(Material shown)
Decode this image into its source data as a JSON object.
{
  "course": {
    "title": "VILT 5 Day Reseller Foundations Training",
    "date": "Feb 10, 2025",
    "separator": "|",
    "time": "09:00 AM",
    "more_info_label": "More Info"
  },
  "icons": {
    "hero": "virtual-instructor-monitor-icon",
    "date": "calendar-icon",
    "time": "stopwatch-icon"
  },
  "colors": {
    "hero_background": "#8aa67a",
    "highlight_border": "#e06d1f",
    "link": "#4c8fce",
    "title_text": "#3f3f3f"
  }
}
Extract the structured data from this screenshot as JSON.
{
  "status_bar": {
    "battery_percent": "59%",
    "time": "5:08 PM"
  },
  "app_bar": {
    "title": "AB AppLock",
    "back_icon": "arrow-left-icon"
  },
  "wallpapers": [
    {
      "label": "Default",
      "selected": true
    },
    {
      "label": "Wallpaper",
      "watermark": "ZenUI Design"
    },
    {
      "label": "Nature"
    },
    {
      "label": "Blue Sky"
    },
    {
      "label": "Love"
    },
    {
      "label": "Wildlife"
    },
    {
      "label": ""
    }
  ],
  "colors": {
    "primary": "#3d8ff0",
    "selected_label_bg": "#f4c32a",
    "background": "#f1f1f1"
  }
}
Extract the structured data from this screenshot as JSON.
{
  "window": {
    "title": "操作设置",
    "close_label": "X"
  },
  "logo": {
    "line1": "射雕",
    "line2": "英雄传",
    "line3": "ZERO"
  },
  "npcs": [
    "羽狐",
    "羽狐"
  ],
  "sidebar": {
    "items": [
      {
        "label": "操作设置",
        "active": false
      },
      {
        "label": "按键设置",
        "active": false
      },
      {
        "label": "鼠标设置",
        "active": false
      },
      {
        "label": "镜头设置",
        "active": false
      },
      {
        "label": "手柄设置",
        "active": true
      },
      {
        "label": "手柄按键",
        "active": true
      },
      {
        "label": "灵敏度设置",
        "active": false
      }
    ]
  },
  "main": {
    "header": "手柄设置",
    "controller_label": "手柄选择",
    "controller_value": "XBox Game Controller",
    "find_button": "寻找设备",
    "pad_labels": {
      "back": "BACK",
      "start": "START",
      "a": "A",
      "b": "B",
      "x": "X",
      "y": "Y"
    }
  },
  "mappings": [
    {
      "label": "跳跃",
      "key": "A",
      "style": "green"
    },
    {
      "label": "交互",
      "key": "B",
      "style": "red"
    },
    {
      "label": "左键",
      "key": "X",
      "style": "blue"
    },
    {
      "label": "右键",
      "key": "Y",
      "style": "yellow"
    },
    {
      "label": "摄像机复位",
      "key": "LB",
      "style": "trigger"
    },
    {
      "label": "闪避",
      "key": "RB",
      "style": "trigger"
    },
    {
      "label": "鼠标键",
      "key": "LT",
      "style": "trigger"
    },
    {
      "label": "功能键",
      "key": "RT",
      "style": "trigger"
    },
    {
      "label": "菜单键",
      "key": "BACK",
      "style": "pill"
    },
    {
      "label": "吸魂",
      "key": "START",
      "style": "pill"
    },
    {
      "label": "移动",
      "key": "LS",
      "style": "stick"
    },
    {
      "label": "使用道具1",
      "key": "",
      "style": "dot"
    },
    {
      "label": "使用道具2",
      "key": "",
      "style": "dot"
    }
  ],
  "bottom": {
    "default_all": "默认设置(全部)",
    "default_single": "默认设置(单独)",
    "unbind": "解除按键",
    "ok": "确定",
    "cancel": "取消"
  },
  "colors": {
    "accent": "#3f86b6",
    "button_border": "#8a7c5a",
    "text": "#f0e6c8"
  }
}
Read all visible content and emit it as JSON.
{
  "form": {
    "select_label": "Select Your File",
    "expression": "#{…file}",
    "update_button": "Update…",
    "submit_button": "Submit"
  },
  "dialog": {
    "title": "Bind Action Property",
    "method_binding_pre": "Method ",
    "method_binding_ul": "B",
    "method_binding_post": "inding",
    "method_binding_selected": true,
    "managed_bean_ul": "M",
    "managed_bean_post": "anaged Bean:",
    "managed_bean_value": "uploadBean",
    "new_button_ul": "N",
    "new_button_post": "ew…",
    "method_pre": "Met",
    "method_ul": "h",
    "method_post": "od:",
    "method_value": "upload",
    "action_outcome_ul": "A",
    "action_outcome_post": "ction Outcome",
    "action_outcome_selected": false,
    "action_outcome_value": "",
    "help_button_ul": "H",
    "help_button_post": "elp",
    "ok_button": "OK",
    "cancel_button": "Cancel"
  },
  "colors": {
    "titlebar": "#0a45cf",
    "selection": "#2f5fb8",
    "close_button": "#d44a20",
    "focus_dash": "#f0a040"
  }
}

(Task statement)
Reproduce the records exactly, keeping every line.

(Answer space)
Decode this image into its source data as a JSON object.
{
  "course": {
    "title": "VILT 5 Day Reseller Foundations Training",
    "date": "Feb 10, 2025",
    "separator": "|",
    "time": "09:00 AM",
    "more_info_label": "More Info"
  },
  "icons": {
    "hero": "virtual-instructor-monitor-icon",
    "date": "calendar-icon",
    "time": "stopwatch-icon"
  },
  "colors": {
    "hero_background": "#8aa67a",
    "highlight_border": "#e06d1f",
    "link": "#4c8fce",
    "title_text": "#3f3f3f"
  }
}
Extract the structured data from this screenshot as JSON.
{
  "status_bar": {
    "battery_percent": "59%",
    "time": "5:08 PM"
  },
  "app_bar": {
    "title": "AB AppLock",
    "back_icon": "arrow-left-icon"
  },
  "wallpapers": [
    {
      "label": "Default",
      "selected": true
    },
    {
      "label": "Wallpaper",
      "watermark": "ZenUI Design"
    },
    {
      "label": "Nature"
    },
    {
      "label": "Blue Sky"
    },
    {
      "label": "Love"
    },
    {
      "label": "Wildlife"
    },
    {
      "label": ""
    }
  ],
  "colors": {
    "primary": "#3d8ff0",
    "selected_label_bg": "#f4c32a",
    "background": "#f1f1f1"
  }
}
Extract the structured data from this screenshot as JSON.
{
  "window": {
    "title": "操作设置",
    "close_label": "X"
  },
  "logo": {
    "line1": "射雕",
    "line2": "英雄传",
    "line3": "ZERO"
  },
  "npcs": [
    "羽狐",
    "羽狐"
  ],
  "sidebar": {
    "items": [
      {
        "label": "操作设置",
        "active": false
      },
      {
        "label": "按键设置",
        "active": false
      },
      {
        "label": "鼠标设置",
        "active": false
      },
      {
        "label": "镜头设置",
        "active": false
      },
      {
        "label": "手柄设置",
        "active": true
      },
      {
        "label": "手柄按键",
        "active": true
      },
      {
        "label": "灵敏度设置",
        "active": false
      }
    ]
  },
  "main": {
    "header": "手柄设置",
    "controller_label": "手柄选择",
    "controller_value": "XBox Game Controller",
    "find_button": "寻找设备",
    "pad_labels": {
      "back": "BACK",
      "start": "START",
      "a": "A",
      "b": "B",
      "x": "X",
      "y": "Y"
    }
  },
  "mappings": [
    {
      "label": "跳跃",
      "key": "A",
      "style": "green"
    },
    {
      "label": "交互",
      "key": "B",
      "style": "red"
    },
    {
      "label": "左键",
      "key": "X",
      "style": "blue"
    },
    {
      "label": "右键",
      "key": "Y",
      "style": "yellow"
    },
    {
      "label": "摄像机复位",
      "key": "LB",
      "style": "trigger"
    },
    {
      "label": "闪避",
      "key": "RB",
      "style": "trigger"
    },
    {
      "label": "鼠标键",
      "key": "LT",
      "style": "trigger"
    },
    {
      "label": "功能键",
      "key": "RT",
      "style": "trigger"
    },
    {
      "label": "菜单键",
      "key": "BACK",
      "style": "pill"
    },
    {
      "label": "吸魂",
      "key": "START",
      "style": "pill"
    },
    {
      "label": "移动",
      "key": "LS",
      "style": "stick"
    },
    {
      "label": "使用道具1",
      "key": "",
      "style": "dot"
    },
    {
      "label": "使用道具2",
      "key": "",
      "style": "dot"
    }
  ],
  "bottom": {
    "default_all": "默认设置(全部)",
    "default_single": "默认设置(单独)",
    "unbind": "解除按键",
    "ok": "确定",
    "cancel": "取消"
  },
  "colors": {
    "accent": "#3f86b6",
    "button_border": "#8a7c5a",
    "text": "#f0e6c8"
  }
}
Read all visible content and emit it as JSON.
{
  "form": {
    "select_label": "Select Your File",
    "expression": "#{…file}",
    "update_button": "Update…",
    "submit_button": "Submit"
  },
  "dialog": {
    "title": "Bind Action Property",
    "method_binding_pre": "Method ",
    "method_binding_ul": "B",
    "method_binding_post": "inding",
    "method_binding_selected": true,
    "managed_bean_ul": "M",
    "managed_bean_post": "anaged Bean:",
    "managed_bean_value": "uploadBean",
    "new_button_ul": "N",
    "new_button_post": "ew…",
    "method_pre": "Met",
    "method_ul": "h",
    "method_post": "od:",
    "method_value": "upload",
    "action_outcome_ul": "A",
    "action_outcome_post": "ction Outcome",
    "action_outcome_selected": false,
    "action_outcome_value": "",
    "help_button_ul": "H",
    "help_button_post": "elp",
    "ok_button": "OK",
    "cancel_button": "Cancel"
  },
  "colors": {
    "titlebar": "#0a45cf",
    "selection": "#2f5fb8",
    "close_button": "#d44a20",
    "focus_dash": "#f0a040"
  }
}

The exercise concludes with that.